Growing Up is Painful: The Perks of Being a Wallflower

perksI wanted to like this book. I really did. I normally enjoy the bildungsroman, a coming-of-age novel, but for some reason I just could not get into this book. It felt like it was trying to hard to be hip. It reads like Catcher in the Rye set in the 1990s, but instead of Holden Caulfield’s self-confidence we have Charlie’s lack of self-esteem and low self-confidence. There are moments when the novel manages to take off, especially the descriptions of driving through a tunnel and the moment when Charlie says “we are infinite”, but these do not carry the novel.

The Perks of Being a Wallflower concerns Charlie, a young boy starting high school who lives his life on the margins being a “wallflower”, watching what everyone else is doing rather than participating. He meets Patrick and Sam and quickly becomes close friends with them. He is romantically attracted to Sam, but she is several years older and interested in an older boy named Craig. Through these two characters, Charlie is introduced to a world of misfits and outsiders in the high school world. They watch and re-enact the Rocky Horror Picture Show weekly, they party together and are critical of the popular kids, and watch foreign films. I can see why this book has become a cult classic as my own high school experience was not one of being on the inside circles of the high school world. Yet there consistently felt like something was lacking in the novel.

Part of this may come from the epistolary form that the novel takes. It is written in letters by Charlie to someone he does not know. He needs someone to talk to, so he writes these anonymous letters, changing the names of people so that the recipient will never know who this is from. At first, this narrative technique seems innovative and interesting, but it soon wears thin (or at least it did for me). The recipient of the letters becomes a kind of anonymous figure through whom we, as readers, come to know Charlie and his friends. In the end, it seems more like a narrative trick than something that enriches the novel. The epistolary form is a difficult style of narration, and I’m not sure it is pulled off here.

This novel deals with serious issues including sexuality, violence, homosexuality, and drug abuse. It does not beat around the bush with these issues nor does it glamorize them. In fact, the pot smoking and drinking appear more as crutches to deal with emotional difficulties rather than a kind of alluring habit (except for, perhaps, two instances). I appreciate the frankness of this approach, but I wonder how much it works for a young adult audience.

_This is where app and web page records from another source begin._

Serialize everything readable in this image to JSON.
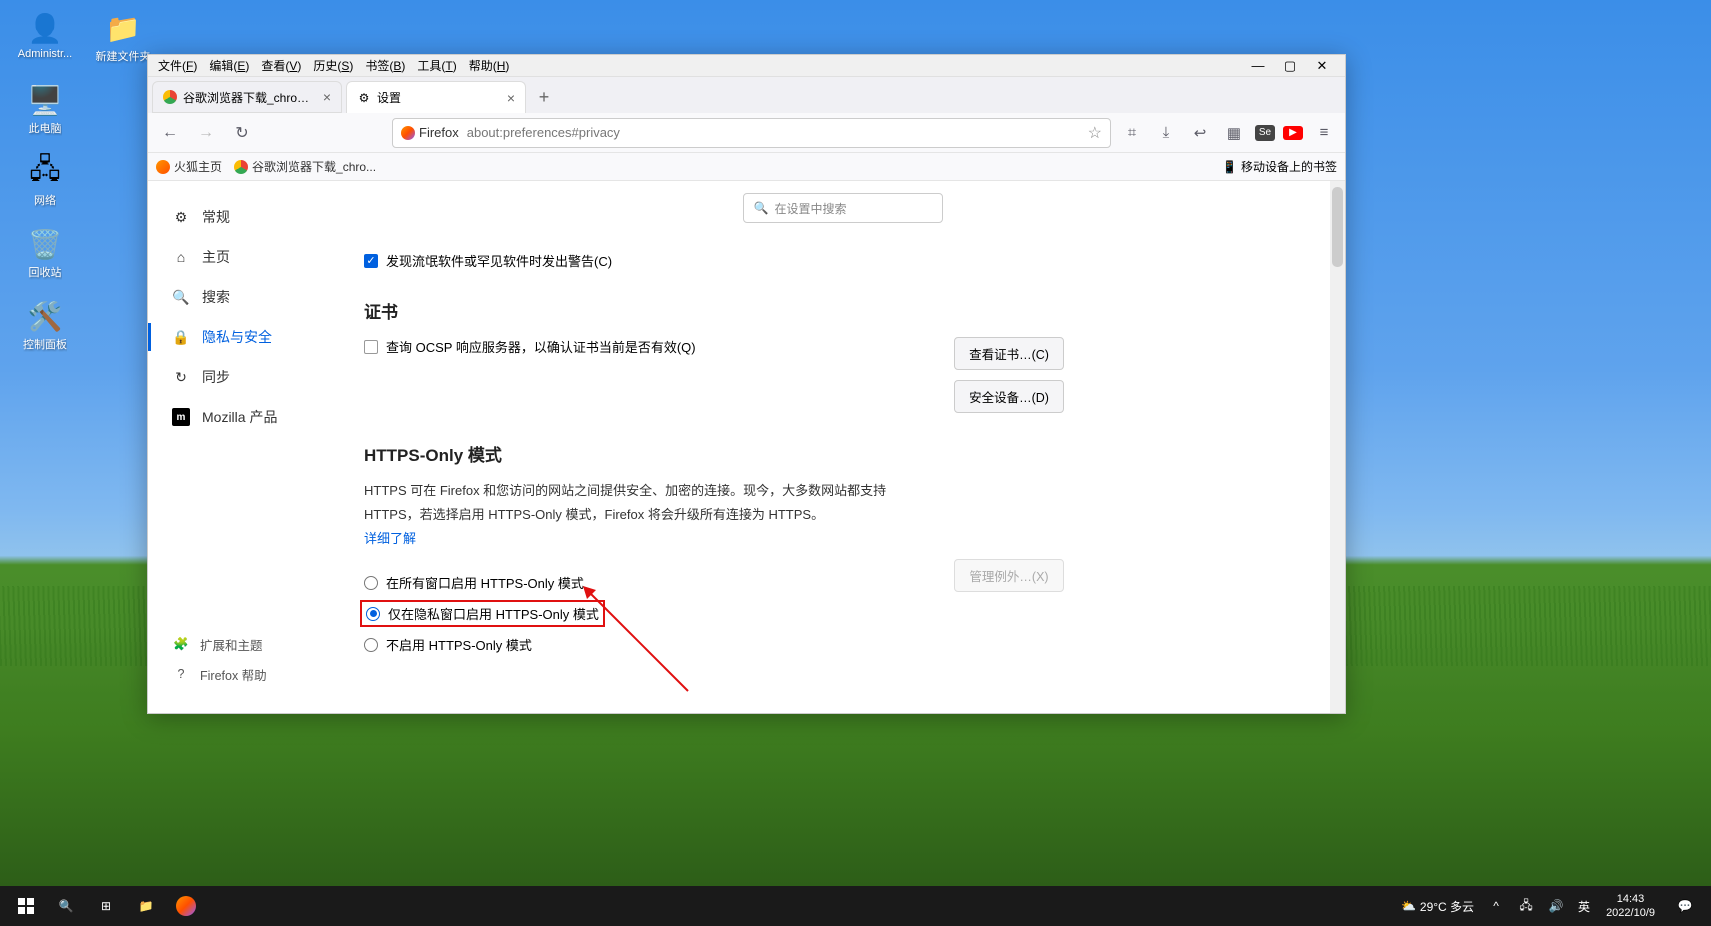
{
  "desktop": {
    "icons": [
      {
        "label": "Administr...",
        "glyph": "👤"
      },
      {
        "label": "新建文件夹",
        "glyph": "📁"
      },
      {
        "label": "此电脑",
        "glyph": "🖥️"
      },
      {
        "label": "网络",
        "glyph": "🖧"
      },
      {
        "label": "回收站",
        "glyph": "🗑️"
      },
      {
        "label": "控制面板",
        "glyph": "🛠️"
      }
    ]
  },
  "menubar": {
    "items": [
      {
        "pre": "文件(",
        "u": "F",
        "post": ")"
      },
      {
        "pre": "编辑(",
        "u": "E",
        "post": ")"
      },
      {
        "pre": "查看(",
        "u": "V",
        "post": ")"
      },
      {
        "pre": "历史(",
        "u": "S",
        "post": ")"
      },
      {
        "pre": "书签(",
        "u": "B",
        "post": ")"
      },
      {
        "pre": "工具(",
        "u": "T",
        "post": ")"
      },
      {
        "pre": "帮助(",
        "u": "H",
        "post": ")"
      }
    ]
  },
  "tabs": {
    "t1_label": "谷歌浏览器下载_chrome浏览器",
    "t2_label": "设置"
  },
  "nav": {
    "identity": "Firefox",
    "url": "about:preferences#privacy"
  },
  "bookmarks": {
    "b1": "火狐主页",
    "b2": "谷歌浏览器下载_chro...",
    "right": "移动设备上的书签"
  },
  "sidebar": {
    "general": "常规",
    "home": "主页",
    "search": "搜索",
    "privacy": "隐私与安全",
    "sync": "同步",
    "mozilla": "Mozilla 产品",
    "ext": "扩展和主题",
    "help": "Firefox 帮助"
  },
  "settings": {
    "search_placeholder": "在设置中搜索",
    "warn_label": "发现流氓软件或罕见软件时发出警告(C)",
    "cert_title": "证书",
    "cert_ocsp": "查询 OCSP 响应服务器，以确认证书当前是否有效(Q)",
    "cert_view_btn": "查看证书…(C)",
    "cert_devices_btn": "安全设备…(D)",
    "https_title": "HTTPS-Only 模式",
    "https_desc1": "HTTPS 可在 Firefox 和您访问的网站之间提供安全、加密的连接。现今，大多数网站都支持",
    "https_desc2": "HTTPS，若选择启用 HTTPS-Only 模式，Firefox 将会升级所有连接为 HTTPS。",
    "https_more": "详细了解",
    "https_opt1": "在所有窗口启用 HTTPS-Only 模式",
    "https_opt2": "仅在隐私窗口启用 HTTPS-Only 模式",
    "https_opt3": "不启用 HTTPS-Only 模式",
    "https_manage_btn": "管理例外…(X)"
  },
  "taskbar": {
    "weather": "29°C 多云",
    "ime": "英",
    "time": "14:43",
    "date": "2022/10/9"
  }
}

Charlie has an interesting relationship with his English teacher, Bill, who assigns him extra reading. This part annoyed me as well as Chbobsky name drops all the “cool” books like Camus’s The Stranger, William S. Burrough’s Naked Lunch, and Jack Kerouac’s On the Road. This came across as a moment where Chbobsky is trying to be hip and name an alternative canon of reading that many high school kids discover. The fact that it was first published by MTV Books suggests that this is an intentional marketing scheme. He also name-drops Catcher in the Rye, but I could not help thinking that this novel is a homage to Salinger’s work that only achieves mixed results.

I would not recommend this book for most readers. If you really enjoy coming-of-age narratives from a marginalized perspective, it might be worth reading.

Chbobsky, Stephen. The Perks of Being a Wallflower. New York: MTV Books, 1999.